> _WHAT IS BEING ASKED_:
Word by word and line by line, write out all of the records.

━━━━━ DATA FOR REVIEW

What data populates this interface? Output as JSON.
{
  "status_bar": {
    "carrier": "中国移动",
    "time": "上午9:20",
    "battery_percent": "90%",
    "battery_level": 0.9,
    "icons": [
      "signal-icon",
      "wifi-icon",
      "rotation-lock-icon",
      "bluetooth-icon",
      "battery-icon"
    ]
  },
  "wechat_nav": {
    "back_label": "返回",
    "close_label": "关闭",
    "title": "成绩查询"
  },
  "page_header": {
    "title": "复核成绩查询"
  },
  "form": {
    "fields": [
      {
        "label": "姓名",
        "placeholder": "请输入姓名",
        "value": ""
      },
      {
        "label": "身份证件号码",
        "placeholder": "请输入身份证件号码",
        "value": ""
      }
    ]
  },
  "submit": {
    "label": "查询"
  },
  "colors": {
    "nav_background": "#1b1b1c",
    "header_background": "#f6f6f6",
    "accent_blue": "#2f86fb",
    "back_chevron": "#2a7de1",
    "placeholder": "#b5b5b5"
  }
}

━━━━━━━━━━

> _WRITTEN ANSWER_:
What data populates this interface? Output as JSON.
{
  "status_bar": {
    "carrier": "中国移动",
    "time": "上午9:20",
    "battery_percent": "90%",
    "battery_level": 0.9,
    "icons": [
      "signal-icon",
      "wifi-icon",
      "rotation-lock-icon",
      "bluetooth-icon",
      "battery-icon"
    ]
  },
  "wechat_nav": {
    "back_label": "返回",
    "close_label": "关闭",
    "title": "成绩查询"
  },
  "page_header": {
    "title": "复核成绩查询"
  },
  "form": {
    "fields": [
      {
        "label": "姓名",
        "placeholder": "请输入姓名",
        "value": ""
      },
      {
        "label": "身份证件号码",
        "placeholder": "请输入身份证件号码",
        "value": ""
      }
    ]
  },
  "submit": {
    "label": "查询"
  },
  "colors": {
    "nav_background": "#1b1b1c",
    "header_background": "#f6f6f6",
    "accent_blue": "#2f86fb",
    "back_chevron": "#2a7de1",
    "placeholder": "#b5b5b5"
  }
}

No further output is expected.